- [Task goal]:
All records should be written out again exactly.

- [Entries provided]:
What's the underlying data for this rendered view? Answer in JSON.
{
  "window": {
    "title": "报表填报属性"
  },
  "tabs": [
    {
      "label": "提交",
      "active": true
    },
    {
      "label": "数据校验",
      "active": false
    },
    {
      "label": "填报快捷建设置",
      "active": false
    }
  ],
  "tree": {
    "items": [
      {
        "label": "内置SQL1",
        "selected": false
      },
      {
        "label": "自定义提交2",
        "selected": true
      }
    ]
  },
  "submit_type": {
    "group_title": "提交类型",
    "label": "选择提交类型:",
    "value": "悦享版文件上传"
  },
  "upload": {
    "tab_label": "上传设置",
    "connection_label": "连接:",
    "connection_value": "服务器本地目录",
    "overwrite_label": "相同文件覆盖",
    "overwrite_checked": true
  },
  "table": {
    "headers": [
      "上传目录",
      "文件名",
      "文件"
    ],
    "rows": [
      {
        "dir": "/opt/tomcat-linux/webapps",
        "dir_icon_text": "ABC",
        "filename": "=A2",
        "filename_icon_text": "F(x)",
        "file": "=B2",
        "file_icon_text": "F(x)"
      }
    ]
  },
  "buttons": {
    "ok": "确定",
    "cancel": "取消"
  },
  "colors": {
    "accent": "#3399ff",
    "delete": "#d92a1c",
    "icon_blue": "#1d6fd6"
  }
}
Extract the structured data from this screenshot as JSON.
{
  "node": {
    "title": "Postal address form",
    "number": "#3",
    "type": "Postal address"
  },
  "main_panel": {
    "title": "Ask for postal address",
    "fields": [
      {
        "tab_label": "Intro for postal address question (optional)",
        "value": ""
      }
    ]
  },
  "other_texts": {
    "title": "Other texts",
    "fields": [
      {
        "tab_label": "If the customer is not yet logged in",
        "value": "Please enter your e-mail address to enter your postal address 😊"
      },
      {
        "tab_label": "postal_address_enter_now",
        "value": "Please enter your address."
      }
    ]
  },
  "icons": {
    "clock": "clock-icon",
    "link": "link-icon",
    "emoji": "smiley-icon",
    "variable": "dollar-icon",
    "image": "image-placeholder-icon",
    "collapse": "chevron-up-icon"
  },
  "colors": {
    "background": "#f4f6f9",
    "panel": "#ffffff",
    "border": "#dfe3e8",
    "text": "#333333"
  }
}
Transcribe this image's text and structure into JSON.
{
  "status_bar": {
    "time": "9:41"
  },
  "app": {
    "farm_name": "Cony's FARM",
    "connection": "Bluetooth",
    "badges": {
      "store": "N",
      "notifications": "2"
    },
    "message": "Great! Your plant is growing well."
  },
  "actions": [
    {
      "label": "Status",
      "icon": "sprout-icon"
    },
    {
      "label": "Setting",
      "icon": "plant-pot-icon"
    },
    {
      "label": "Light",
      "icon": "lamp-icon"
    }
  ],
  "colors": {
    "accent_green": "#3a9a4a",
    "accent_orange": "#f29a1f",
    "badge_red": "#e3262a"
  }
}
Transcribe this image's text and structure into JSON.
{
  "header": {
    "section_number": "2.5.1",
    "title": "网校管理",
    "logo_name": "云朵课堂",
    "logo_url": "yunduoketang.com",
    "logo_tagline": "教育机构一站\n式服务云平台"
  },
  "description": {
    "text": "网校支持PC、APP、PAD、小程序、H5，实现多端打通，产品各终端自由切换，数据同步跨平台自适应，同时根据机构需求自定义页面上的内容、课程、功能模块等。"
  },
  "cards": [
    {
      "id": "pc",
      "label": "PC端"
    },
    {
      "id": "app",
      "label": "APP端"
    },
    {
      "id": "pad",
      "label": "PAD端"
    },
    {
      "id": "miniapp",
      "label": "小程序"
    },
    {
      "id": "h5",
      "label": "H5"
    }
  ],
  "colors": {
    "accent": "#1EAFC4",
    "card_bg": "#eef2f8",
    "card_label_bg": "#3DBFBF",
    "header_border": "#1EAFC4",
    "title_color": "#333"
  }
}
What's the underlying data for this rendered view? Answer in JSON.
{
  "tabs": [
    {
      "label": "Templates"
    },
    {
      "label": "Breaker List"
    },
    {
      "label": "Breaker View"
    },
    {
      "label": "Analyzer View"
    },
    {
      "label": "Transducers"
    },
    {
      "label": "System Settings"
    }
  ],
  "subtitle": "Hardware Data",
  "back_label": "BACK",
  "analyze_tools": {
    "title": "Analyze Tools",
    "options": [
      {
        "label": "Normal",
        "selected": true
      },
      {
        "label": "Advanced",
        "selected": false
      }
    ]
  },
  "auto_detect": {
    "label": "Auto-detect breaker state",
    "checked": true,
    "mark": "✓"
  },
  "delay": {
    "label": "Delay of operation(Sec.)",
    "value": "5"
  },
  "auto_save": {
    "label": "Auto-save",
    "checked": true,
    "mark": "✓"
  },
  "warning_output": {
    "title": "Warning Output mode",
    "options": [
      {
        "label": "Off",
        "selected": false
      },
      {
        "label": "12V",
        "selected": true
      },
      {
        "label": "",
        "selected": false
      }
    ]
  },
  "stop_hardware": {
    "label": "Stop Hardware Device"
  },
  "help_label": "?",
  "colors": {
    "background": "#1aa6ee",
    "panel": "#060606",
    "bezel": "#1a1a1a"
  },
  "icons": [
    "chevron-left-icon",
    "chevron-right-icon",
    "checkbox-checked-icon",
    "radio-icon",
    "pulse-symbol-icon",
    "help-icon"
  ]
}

- [Solution to the exercise]:
What's the underlying data for this rendered view? Answer in JSON.
{
  "window": {
    "title": "报表填报属性"
  },
  "tabs": [
    {
      "label": "提交",
      "active": true
    },
    {
      "label": "数据校验",
      "active": false
    },
    {
      "label": "填报快捷建设置",
      "active": false
    }
  ],
  "tree": {
    "items": [
      {
        "label": "内置SQL1",
        "selected": false
      },
      {
        "label": "自定义提交2",
        "selected": true
      }
    ]
  },
  "submit_type": {
    "group_title": "提交类型",
    "label": "选择提交类型:",
    "value": "悦享版文件上传"
  },
  "upload": {
    "tab_label": "上传设置",
    "connection_label": "连接:",
    "connection_value": "服务器本地目录",
    "overwrite_label": "相同文件覆盖",
    "overwrite_checked": true
  },
  "table": {
    "headers": [
      "上传目录",
      "文件名",
      "文件"
    ],
    "rows": [
      {
        "dir": "/opt/tomcat-linux/webapps",
        "dir_icon_text": "ABC",
        "filename": "=A2",
        "filename_icon_text": "F(x)",
        "file": "=B2",
        "file_icon_text": "F(x)"
      }
    ]
  },
  "buttons": {
    "ok": "确定",
    "cancel": "取消"
  },
  "colors": {
    "accent": "#3399ff",
    "delete": "#d92a1c",
    "icon_blue": "#1d6fd6"
  }
}
Extract the structured data from this screenshot as JSON.
{
  "node": {
    "title": "Postal address form",
    "number": "#3",
    "type": "Postal address"
  },
  "main_panel": {
    "title": "Ask for postal address",
    "fields": [
      {
        "tab_label": "Intro for postal address question (optional)",
        "value": ""
      }
    ]
  },
  "other_texts": {
    "title": "Other texts",
    "fields": [
      {
        "tab_label": "If the customer is not yet logged in",
        "value": "Please enter your e-mail address to enter your postal address 😊"
      },
      {
        "tab_label": "postal_address_enter_now",
        "value": "Please enter your address."
      }
    ]
  },
  "icons": {
    "clock": "clock-icon",
    "link": "link-icon",
    "emoji": "smiley-icon",
    "variable": "dollar-icon",
    "image": "image-placeholder-icon",
    "collapse": "chevron-up-icon"
  },
  "colors": {
    "background": "#f4f6f9",
    "panel": "#ffffff",
    "border": "#dfe3e8",
    "text": "#333333"
  }
}
Transcribe this image's text and structure into JSON.
{
  "status_bar": {
    "time": "9:41"
  },
  "app": {
    "farm_name": "Cony's FARM",
    "connection": "Bluetooth",
    "badges": {
      "store": "N",
      "notifications": "2"
    },
    "message": "Great! Your plant is growing well."
  },
  "actions": [
    {
      "label": "Status",
      "icon": "sprout-icon"
    },
    {
      "label": "Setting",
      "icon": "plant-pot-icon"
    },
    {
      "label": "Light",
      "icon": "lamp-icon"
    }
  ],
  "colors": {
    "accent_green": "#3a9a4a",
    "accent_orange": "#f29a1f",
    "badge_red": "#e3262a"
  }
}
Transcribe this image's text and structure into JSON.
{
  "header": {
    "section_number": "2.5.1",
    "title": "网校管理",
    "logo_name": "云朵课堂",
    "logo_url": "yunduoketang.com",
    "logo_tagline": "教育机构一站\n式服务云平台"
  },
  "description": {
    "text": "网校支持PC、APP、PAD、小程序、H5，实现多端打通，产品各终端自由切换，数据同步跨平台自适应，同时根据机构需求自定义页面上的内容、课程、功能模块等。"
  },
  "cards": [
    {
      "id": "pc",
      "label": "PC端"
    },
    {
      "id": "app",
      "label": "APP端"
    },
    {
      "id": "pad",
      "label": "PAD端"
    },
    {
      "id": "miniapp",
      "label": "小程序"
    },
    {
      "id": "h5",
      "label": "H5"
    }
  ],
  "colors": {
    "accent": "#1EAFC4",
    "card_bg": "#eef2f8",
    "card_label_bg": "#3DBFBF",
    "header_border": "#1EAFC4",
    "title_color": "#333"
  }
}
What's the underlying data for this rendered view? Answer in JSON.
{
  "tabs": [
    {
      "label": "Templates"
    },
    {
      "label": "Breaker List"
    },
    {
      "label": "Breaker View"
    },
    {
      "label": "Analyzer View"
    },
    {
      "label": "Transducers"
    },
    {
      "label": "System Settings"
    }
  ],
  "subtitle": "Hardware Data",
  "back_label": "BACK",
  "analyze_tools": {
    "title": "Analyze Tools",
    "options": [
      {
        "label": "Normal",
        "selected": true
      },
      {
        "label": "Advanced",
        "selected": false
      }
    ]
  },
  "auto_detect": {
    "label": "Auto-detect breaker state",
    "checked": true,
    "mark": "✓"
  },
  "delay": {
    "label": "Delay of operation(Sec.)",
    "value": "5"
  },
  "auto_save": {
    "label": "Auto-save",
    "checked": true,
    "mark": "✓"
  },
  "warning_output": {
    "title": "Warning Output mode",
    "options": [
      {
        "label": "Off",
        "selected": false
      },
      {
        "label": "12V",
        "selected": true
      },
      {
        "label": "",
        "selected": false
      }
    ]
  },
  "stop_hardware": {
    "label": "Stop Hardware Device"
  },
  "help_label": "?",
  "colors": {
    "background": "#1aa6ee",
    "panel": "#060606",
    "bezel": "#1a1a1a"
  },
  "icons": [
    "chevron-left-icon",
    "chevron-right-icon",
    "checkbox-checked-icon",
    "radio-icon",
    "pulse-symbol-icon",
    "help-icon"
  ]
}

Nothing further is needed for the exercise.